Chef Andre Chiang said he will return to Taiwan after the closure of Restaurant Andre, and pass on his knowledge to the next generation of young chefs in Taiwan and China.
Chef Andre Chiang said he will return to Taiwan after the closure of Restaurant Andre, and pass on his knowledge to the next generation of young chefs in Taiwan and China. ST PHOTO: JONATHAN CHOO

SINGAPORE - Taiwan-born chef Andre Chiang has decided to close his two-Michelin-starred Restaurant Andre in Bukit Pasoh Road on Feb 14.

The 41-year-old said he intends to "return" his Michelin stars and has requested not to be included in next year's Michelin Guide Singapore.

In an e-mail sent to the press, he said this is the "best moment" of his life, where he has spent 30 years in the culinary scene.

He said he will return to Taiwan after the closure, and pass on his knowledge to the next generation of young chefs in Taiwan and China.

Restaurant Andre is currently ranked No. 2 on the Asia's 50 Best Restaurants list, while Raw is No. 24. On the World's 50 Best Restaurants list, Restaurant Andre is No. 14, and is the only restaurant from Singapore to make the top 50.

Here are some things to know about Chiang.

1. He came to Singapore in 2008

By the time Chiang arrived in Singapore in 2008, he had worked for renowned chefs Jacques and Laurent Pourcel, Joel Robuchon, Pierre Gagnaire, Michel Troisgros, Alain Ducasse and Pascal Barbot.

He took charge of Jaan at Swissotel The Stamford, and in no time, diners were hungry for his elegant modern French cuisine. The restaurant was then renamed Jaan Par Andre in his honour.

It debuted at No. 39 on the San Pellegrino list of the World's 50 Best restaurants in 2010.

2. His mother said he had no talent for Chinese food

At 13, Chiang left school to join his mother in Yamanashi prefecture near Tokyo, where she worked in a factory, packing eggs into cartons.

She helped out at a friend's eatery after her day job, and took over the business when her friend got married.

Chiang worked 10-hour days alongside her, and his tasks included shopping for produce and doing prep work.

After two years, he returned to Taipei.

"My mother said I did not have the talent for Chinese food.
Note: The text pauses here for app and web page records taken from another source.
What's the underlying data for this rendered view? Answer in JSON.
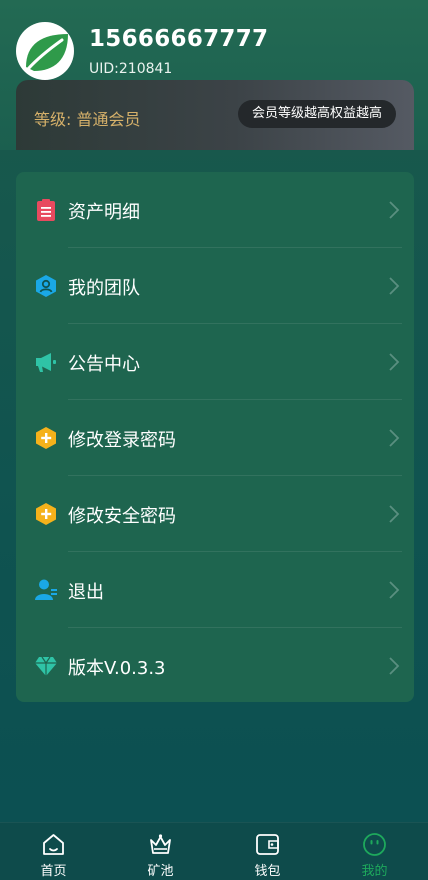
{
  "user": {
    "phone": "15666667777",
    "uid": "UID:210841"
  },
  "level": {
    "label": "等级: 普通会员",
    "badge": "会员等级越高权益越高"
  },
  "menu": [
    {
      "label": "资产明细",
      "icon": "clipboard-icon",
      "color": "#e84a5f"
    },
    {
      "label": "我的团队",
      "icon": "team-icon",
      "color": "#1aa8e6"
    },
    {
      "label": "公告中心",
      "icon": "megaphone-icon",
      "color": "#2fc3a6"
    },
    {
      "label": "修改登录密码",
      "icon": "lock-hexagon-icon",
      "color": "#f5b21b"
    },
    {
      "label": "修改安全密码",
      "icon": "lock-hexagon-icon",
      "color": "#f5b21b"
    },
    {
      "label": "退出",
      "icon": "user-logout-icon",
      "color": "#1aa8e6"
    },
    {
      "label": "版本V.0.3.3",
      "icon": "diamond-icon",
      "color": "#2fc3a6"
    }
  ],
  "tabs": [
    {
      "label": "首页",
      "icon": "home-icon",
      "active": false
    },
    {
      "label": "矿池",
      "icon": "crown-icon",
      "active": false
    },
    {
      "label": "钱包",
      "icon": "wallet-icon",
      "active": false
    },
    {
      "label": "我的",
      "icon": "smile-face-icon",
      "active": true
    }
  ],
  "colors": {
    "active_tab": "#1ea95c",
    "level_gold": "#d6b16a"
  }
}
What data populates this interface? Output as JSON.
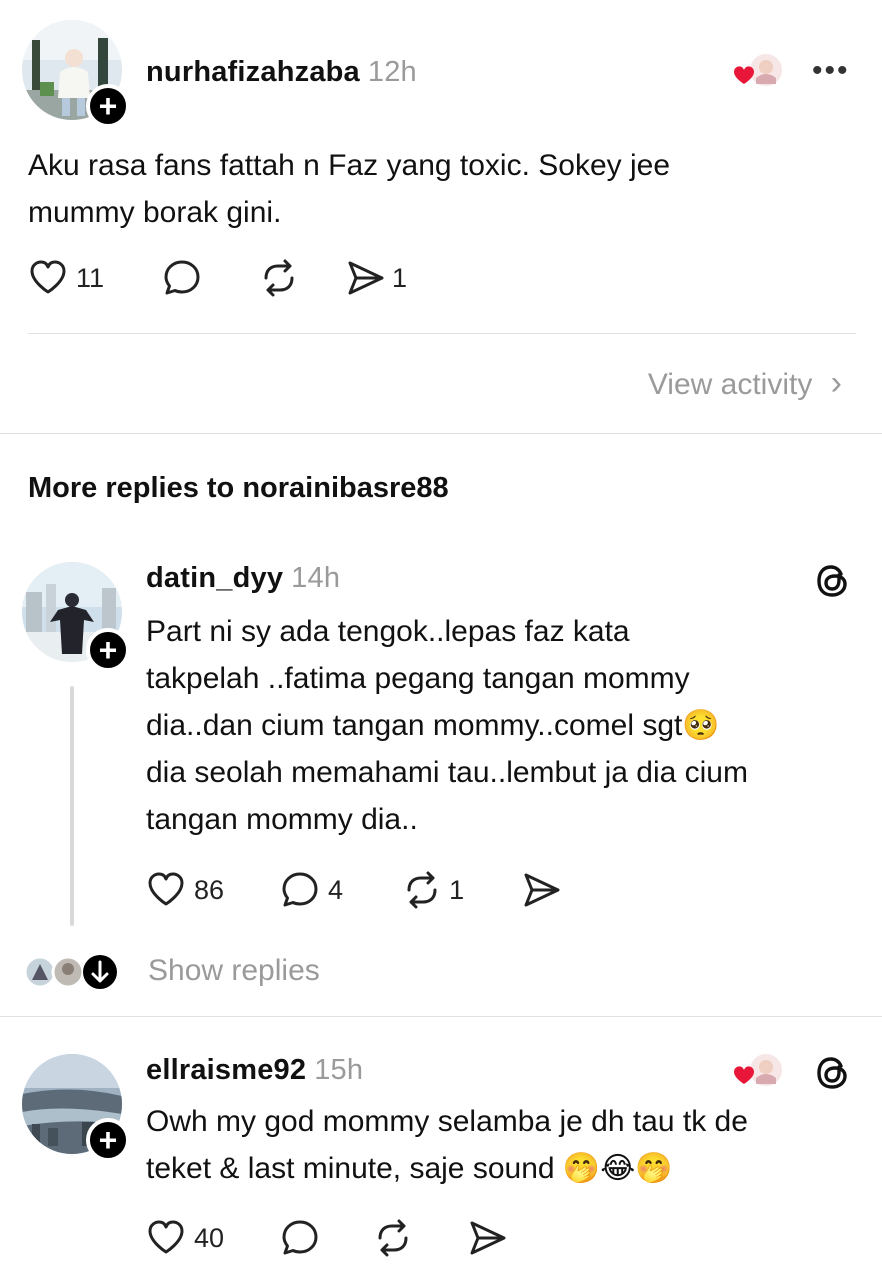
{
  "post1": {
    "username": "nurhafizahzaba",
    "time": "12h",
    "text_line1": "Aku rasa fans fattah n Faz yang toxic. Sokey jee",
    "text_line2": "mummy borak gini.",
    "likes": "11",
    "reposts": "",
    "shares": "1",
    "more_label": "•••"
  },
  "view_activity": {
    "label": "View activity",
    "chevron": "›"
  },
  "section_title": "More replies to norainibasre88",
  "post2": {
    "username": "datin_dyy",
    "time": "14h",
    "text_line1": "Part ni sy ada tengok..lepas faz kata",
    "text_line2": "takpelah ..fatima pegang tangan mommy",
    "text_line3": "dia..dan cium tangan mommy..comel sgt🥺",
    "text_line4": "dia seolah memahami tau..lembut ja dia cium",
    "text_line5": "tangan mommy dia..",
    "likes": "86",
    "replies": "4",
    "reposts": "1",
    "show_replies": "Show replies"
  },
  "post3": {
    "username": "ellraisme92",
    "time": "15h",
    "text_line1": "Owh my god mommy selamba je dh tau tk de",
    "text_line2": "teket & last minute,  saje sound 🤭😂🤭",
    "likes": "40"
  },
  "colors": {
    "heart_red": "#e8173a",
    "muted": "#9a9a9a",
    "text": "#111111"
  },
  "icons": {
    "like": "heart-outline-icon",
    "reply": "speech-bubble-icon",
    "repost": "repost-arrows-icon",
    "share": "paper-plane-icon",
    "threads": "threads-logo-icon"
  }
}
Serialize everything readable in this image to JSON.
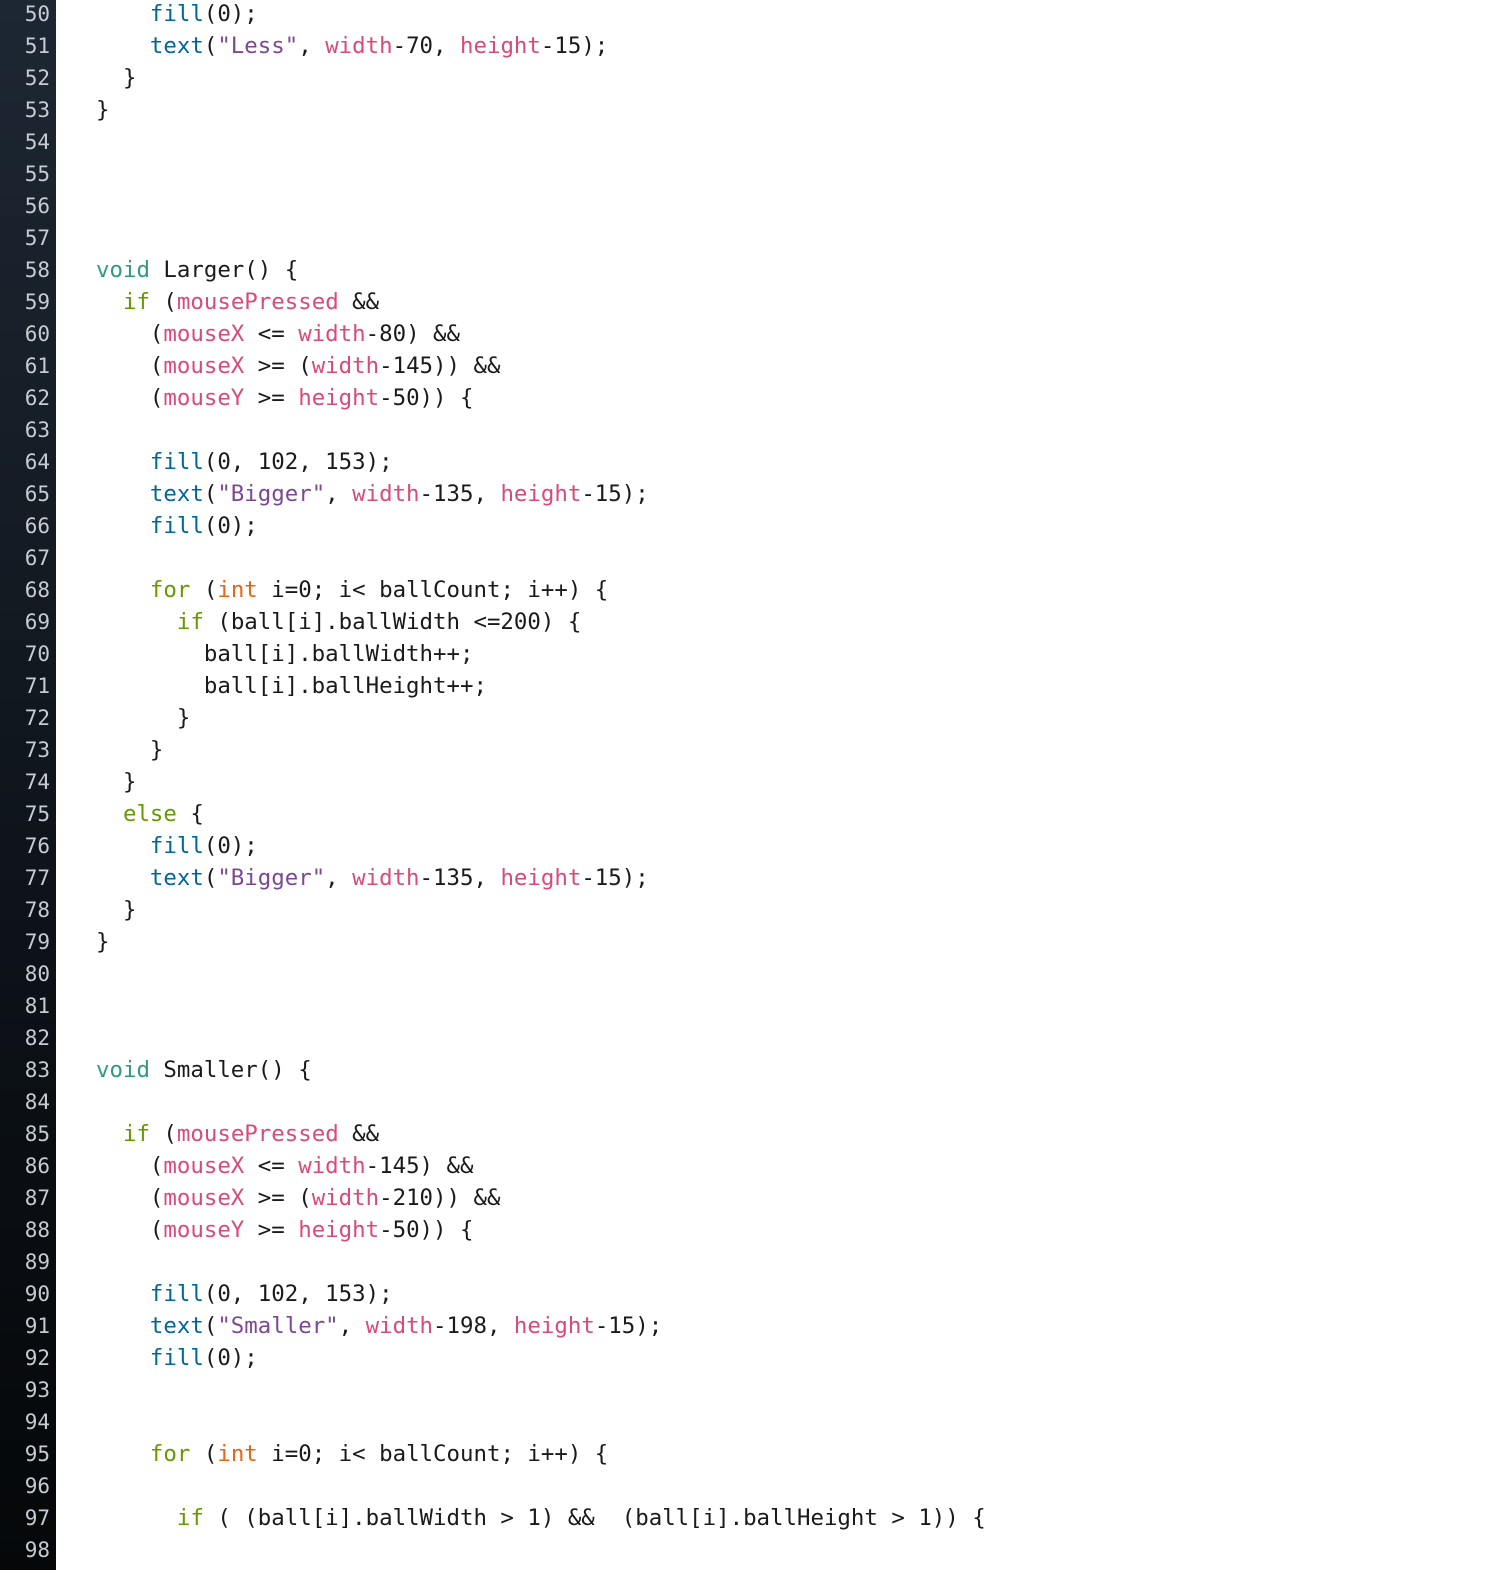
{
  "editor": {
    "language": "Processing",
    "colors": {
      "gutter_top": "#1d2733",
      "gutter_bottom": "#050709",
      "line_number": "#c7ccd2",
      "keyword_void": "#33997e",
      "keyword_control": "#669900",
      "function": "#006699",
      "builtin_variable": "#d94a7a",
      "string": "#7d4793",
      "type": "#e2661a",
      "plain": "#1a1a1a"
    },
    "lines": [
      {
        "n": "50",
        "tokens": [
          [
            "",
            "    "
          ],
          [
            "f",
            "fill"
          ],
          [
            "",
            "(0);"
          ]
        ]
      },
      {
        "n": "51",
        "tokens": [
          [
            "",
            "    "
          ],
          [
            "f",
            "text"
          ],
          [
            "",
            "("
          ],
          [
            "s",
            "\"Less\""
          ],
          [
            "",
            ", "
          ],
          [
            "v",
            "width"
          ],
          [
            "",
            "-70, "
          ],
          [
            "v",
            "height"
          ],
          [
            "",
            "-15);"
          ]
        ]
      },
      {
        "n": "52",
        "tokens": [
          [
            "",
            "  }"
          ]
        ]
      },
      {
        "n": "53",
        "tokens": [
          [
            "",
            "}"
          ]
        ]
      },
      {
        "n": "54",
        "tokens": []
      },
      {
        "n": "55",
        "tokens": []
      },
      {
        "n": "56",
        "tokens": []
      },
      {
        "n": "57",
        "tokens": []
      },
      {
        "n": "58",
        "tokens": [
          [
            "k",
            "void"
          ],
          [
            "",
            " Larger() {"
          ]
        ]
      },
      {
        "n": "59",
        "tokens": [
          [
            "",
            "  "
          ],
          [
            "kw",
            "if"
          ],
          [
            "",
            " ("
          ],
          [
            "v",
            "mousePressed"
          ],
          [
            "",
            " &&"
          ]
        ]
      },
      {
        "n": "60",
        "tokens": [
          [
            "",
            "    ("
          ],
          [
            "v",
            "mouseX"
          ],
          [
            "",
            " <= "
          ],
          [
            "v",
            "width"
          ],
          [
            "",
            "-80) &&"
          ]
        ]
      },
      {
        "n": "61",
        "tokens": [
          [
            "",
            "    ("
          ],
          [
            "v",
            "mouseX"
          ],
          [
            "",
            " >= ("
          ],
          [
            "v",
            "width"
          ],
          [
            "",
            "-145)) &&"
          ]
        ]
      },
      {
        "n": "62",
        "tokens": [
          [
            "",
            "    ("
          ],
          [
            "v",
            "mouseY"
          ],
          [
            "",
            " >= "
          ],
          [
            "v",
            "height"
          ],
          [
            "",
            "-50)) {"
          ]
        ]
      },
      {
        "n": "63",
        "tokens": []
      },
      {
        "n": "64",
        "tokens": [
          [
            "",
            "    "
          ],
          [
            "f",
            "fill"
          ],
          [
            "",
            "(0, 102, 153);"
          ]
        ]
      },
      {
        "n": "65",
        "tokens": [
          [
            "",
            "    "
          ],
          [
            "f",
            "text"
          ],
          [
            "",
            "("
          ],
          [
            "s",
            "\"Bigger\""
          ],
          [
            "",
            ", "
          ],
          [
            "v",
            "width"
          ],
          [
            "",
            "-135, "
          ],
          [
            "v",
            "height"
          ],
          [
            "",
            "-15);"
          ]
        ]
      },
      {
        "n": "66",
        "tokens": [
          [
            "",
            "    "
          ],
          [
            "f",
            "fill"
          ],
          [
            "",
            "(0);"
          ]
        ]
      },
      {
        "n": "67",
        "tokens": []
      },
      {
        "n": "68",
        "tokens": [
          [
            "",
            "    "
          ],
          [
            "kw",
            "for"
          ],
          [
            "",
            " ("
          ],
          [
            "t",
            "int"
          ],
          [
            "",
            " i=0; i< ballCount; i++) {"
          ]
        ]
      },
      {
        "n": "69",
        "tokens": [
          [
            "",
            "      "
          ],
          [
            "kw",
            "if"
          ],
          [
            "",
            " (ball[i].ballWidth <=200) {"
          ]
        ]
      },
      {
        "n": "70",
        "tokens": [
          [
            "",
            "        ball[i].ballWidth++;"
          ]
        ]
      },
      {
        "n": "71",
        "tokens": [
          [
            "",
            "        ball[i].ballHeight++;"
          ]
        ]
      },
      {
        "n": "72",
        "tokens": [
          [
            "",
            "      }"
          ]
        ]
      },
      {
        "n": "73",
        "tokens": [
          [
            "",
            "    }"
          ]
        ]
      },
      {
        "n": "74",
        "tokens": [
          [
            "",
            "  }"
          ]
        ]
      },
      {
        "n": "75",
        "tokens": [
          [
            "",
            "  "
          ],
          [
            "kw",
            "else"
          ],
          [
            "",
            " {"
          ]
        ]
      },
      {
        "n": "76",
        "tokens": [
          [
            "",
            "    "
          ],
          [
            "f",
            "fill"
          ],
          [
            "",
            "(0);"
          ]
        ]
      },
      {
        "n": "77",
        "tokens": [
          [
            "",
            "    "
          ],
          [
            "f",
            "text"
          ],
          [
            "",
            "("
          ],
          [
            "s",
            "\"Bigger\""
          ],
          [
            "",
            ", "
          ],
          [
            "v",
            "width"
          ],
          [
            "",
            "-135, "
          ],
          [
            "v",
            "height"
          ],
          [
            "",
            "-15);"
          ]
        ]
      },
      {
        "n": "78",
        "tokens": [
          [
            "",
            "  }"
          ]
        ]
      },
      {
        "n": "79",
        "tokens": [
          [
            "",
            "}"
          ]
        ]
      },
      {
        "n": "80",
        "tokens": []
      },
      {
        "n": "81",
        "tokens": []
      },
      {
        "n": "82",
        "tokens": []
      },
      {
        "n": "83",
        "tokens": [
          [
            "k",
            "void"
          ],
          [
            "",
            " Smaller() {"
          ]
        ]
      },
      {
        "n": "84",
        "tokens": []
      },
      {
        "n": "85",
        "tokens": [
          [
            "",
            "  "
          ],
          [
            "kw",
            "if"
          ],
          [
            "",
            " ("
          ],
          [
            "v",
            "mousePressed"
          ],
          [
            "",
            " &&"
          ]
        ]
      },
      {
        "n": "86",
        "tokens": [
          [
            "",
            "    ("
          ],
          [
            "v",
            "mouseX"
          ],
          [
            "",
            " <= "
          ],
          [
            "v",
            "width"
          ],
          [
            "",
            "-145) &&"
          ]
        ]
      },
      {
        "n": "87",
        "tokens": [
          [
            "",
            "    ("
          ],
          [
            "v",
            "mouseX"
          ],
          [
            "",
            " >= ("
          ],
          [
            "v",
            "width"
          ],
          [
            "",
            "-210)) &&"
          ]
        ]
      },
      {
        "n": "88",
        "tokens": [
          [
            "",
            "    ("
          ],
          [
            "v",
            "mouseY"
          ],
          [
            "",
            " >= "
          ],
          [
            "v",
            "height"
          ],
          [
            "",
            "-50)) {"
          ]
        ]
      },
      {
        "n": "89",
        "tokens": []
      },
      {
        "n": "90",
        "tokens": [
          [
            "",
            "    "
          ],
          [
            "f",
            "fill"
          ],
          [
            "",
            "(0, 102, 153);"
          ]
        ]
      },
      {
        "n": "91",
        "tokens": [
          [
            "",
            "    "
          ],
          [
            "f",
            "text"
          ],
          [
            "",
            "("
          ],
          [
            "s",
            "\"Smaller\""
          ],
          [
            "",
            ", "
          ],
          [
            "v",
            "width"
          ],
          [
            "",
            "-198, "
          ],
          [
            "v",
            "height"
          ],
          [
            "",
            "-15);"
          ]
        ]
      },
      {
        "n": "92",
        "tokens": [
          [
            "",
            "    "
          ],
          [
            "f",
            "fill"
          ],
          [
            "",
            "(0);"
          ]
        ]
      },
      {
        "n": "93",
        "tokens": []
      },
      {
        "n": "94",
        "tokens": []
      },
      {
        "n": "95",
        "tokens": [
          [
            "",
            "    "
          ],
          [
            "kw",
            "for"
          ],
          [
            "",
            " ("
          ],
          [
            "t",
            "int"
          ],
          [
            "",
            " i=0; i< ballCount; i++) {"
          ]
        ]
      },
      {
        "n": "96",
        "tokens": []
      },
      {
        "n": "97",
        "tokens": [
          [
            "",
            "      "
          ],
          [
            "kw",
            "if"
          ],
          [
            "",
            " ( (ball[i].ballWidth > 1) &&  (ball[i].ballHeight > 1)) {"
          ]
        ]
      },
      {
        "n": "98",
        "tokens": []
      }
    ]
  }
}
She cooks good Chinese food but I kind of wanted to twist it," he said in a 2010 interview with The Straits Times (ST).

3. He served in the Taiwan military for 35 days

Before he worked for the Pourcel brothers, he had to serve a two-year stint in the military service.

But a body-building injury to his lung meant he served only 35 days.

Then, in 1998, he headed to Montpellier in the south of France, where he worked for the Pourcels at their three-Michelin-starred Le Jardin Des Sens.

4. The Pourcels gave him opportunities in the kitchen

Chiang worked hard during his time in Montpellier. "I want to make sure I can deliver 100 per cent. If I feel I am not that good, I will come earlier, prepare earlier. It felt good to show the Pourcels that I was committed," he told ST in 2010.

In return, the Pourcel brothers treated him "like he was French" and tested to see how far he could go, said Chiang.

"Adjusting the sauce is a very big responsibility in kitchens and only Chef Laurent would do it. We had 35 cooks but he would say, 'Andre, you adjust the sauce'."

5. He can speak French

As a result of his time in France, Chiang had to pick up the language quickly. He is now fluent in French.

"I'm not the kind of person who is afraid to talk," he told ST. "If I know three French words, I would use them. I catch languages pretty fast."